Start of Block

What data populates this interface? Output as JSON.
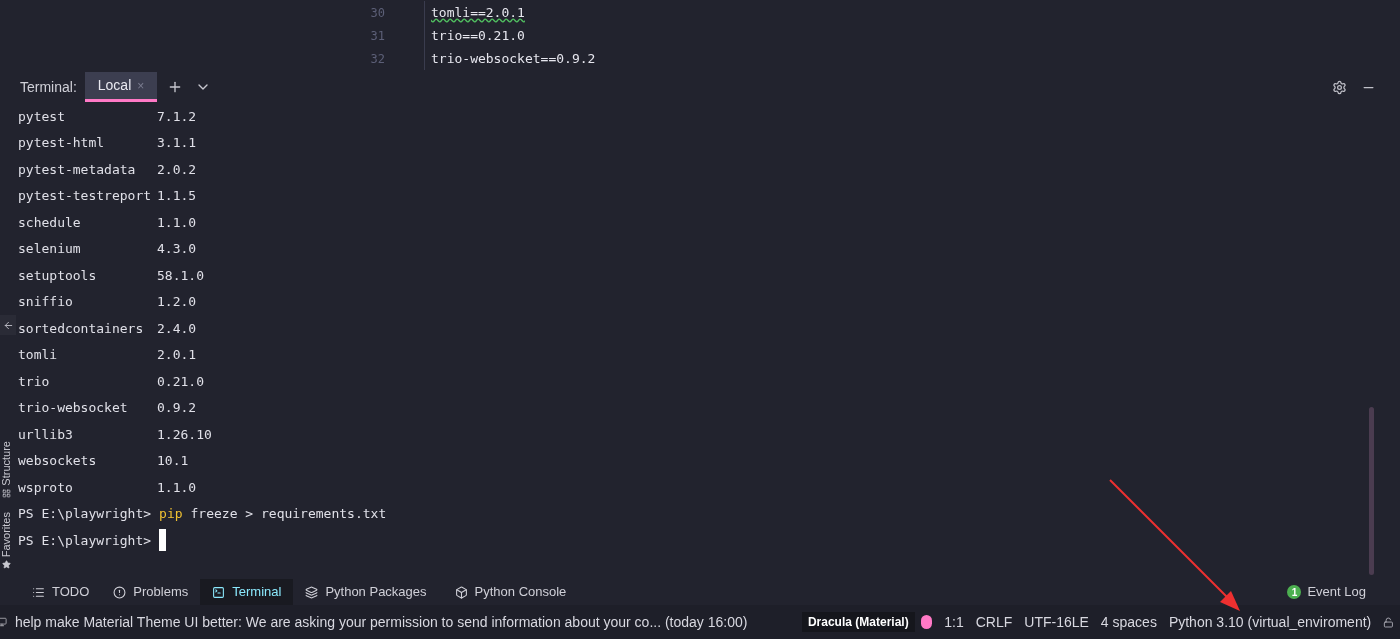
{
  "editor": {
    "lines": [
      {
        "number": "30",
        "text": "tomli==2.0.1",
        "warning": true
      },
      {
        "number": "31",
        "text": "trio==0.21.0",
        "warning": false
      },
      {
        "number": "32",
        "text": "trio-websocket==0.9.2",
        "warning": false
      }
    ]
  },
  "terminal": {
    "label": "Terminal:",
    "tabs": [
      {
        "label": "Local",
        "close": "×",
        "selected": true
      }
    ],
    "packages": [
      {
        "name": "pytest",
        "version": "7.1.2"
      },
      {
        "name": "pytest-html",
        "version": "3.1.1"
      },
      {
        "name": "pytest-metadata",
        "version": "2.0.2"
      },
      {
        "name": "pytest-testreport",
        "version": "1.1.5"
      },
      {
        "name": "schedule",
        "version": "1.1.0"
      },
      {
        "name": "selenium",
        "version": "4.3.0"
      },
      {
        "name": "setuptools",
        "version": "58.1.0"
      },
      {
        "name": "sniffio",
        "version": "1.2.0"
      },
      {
        "name": "sortedcontainers",
        "version": "2.4.0"
      },
      {
        "name": "tomli",
        "version": "2.0.1"
      },
      {
        "name": "trio",
        "version": "0.21.0"
      },
      {
        "name": "trio-websocket",
        "version": "0.9.2"
      },
      {
        "name": "urllib3",
        "version": "1.26.10"
      },
      {
        "name": "websockets",
        "version": "10.1"
      },
      {
        "name": "wsproto",
        "version": "1.1.0"
      }
    ],
    "prompts": [
      {
        "prompt": "PS E:\\playwright>",
        "command": "pip",
        "args": "freeze > requirements.txt",
        "cursor": false
      },
      {
        "prompt": "PS E:\\playwright>",
        "cursor": true
      }
    ]
  },
  "side_tools": [
    {
      "label": "Structure",
      "kind": "structure"
    },
    {
      "label": "Favorites",
      "kind": "favorites"
    }
  ],
  "tool_tabs": [
    {
      "label": "TODO",
      "kind": "todo",
      "selected": false
    },
    {
      "label": "Problems",
      "kind": "problems",
      "selected": false
    },
    {
      "label": "Terminal",
      "kind": "terminal",
      "selected": true
    },
    {
      "label": "Python Packages",
      "kind": "packages",
      "selected": false
    },
    {
      "label": "Python Console",
      "kind": "console",
      "selected": false
    }
  ],
  "event_log": {
    "count": "1",
    "label": "Event Log"
  },
  "status_bar": {
    "message": "help make Material Theme UI better: We are asking your permission to send information about your co... (today 16:00)",
    "theme": "Dracula (Material)",
    "items": [
      "1:1",
      "CRLF",
      "UTF-16LE",
      "4 spaces",
      "Python 3.10 (virtual_enviroment)"
    ]
  }
}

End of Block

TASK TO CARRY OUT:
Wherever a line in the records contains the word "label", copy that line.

ANSWER AREA:
    "label": "Terminal:",
        "label": "Local",
      "label": "Structure",
      "label": "Favorites",
      "label": "TODO",
      "label": "Problems",
      "label": "Terminal",
      "label": "Python Packages",
      "label": "Python Console",
    "label": "Event Log"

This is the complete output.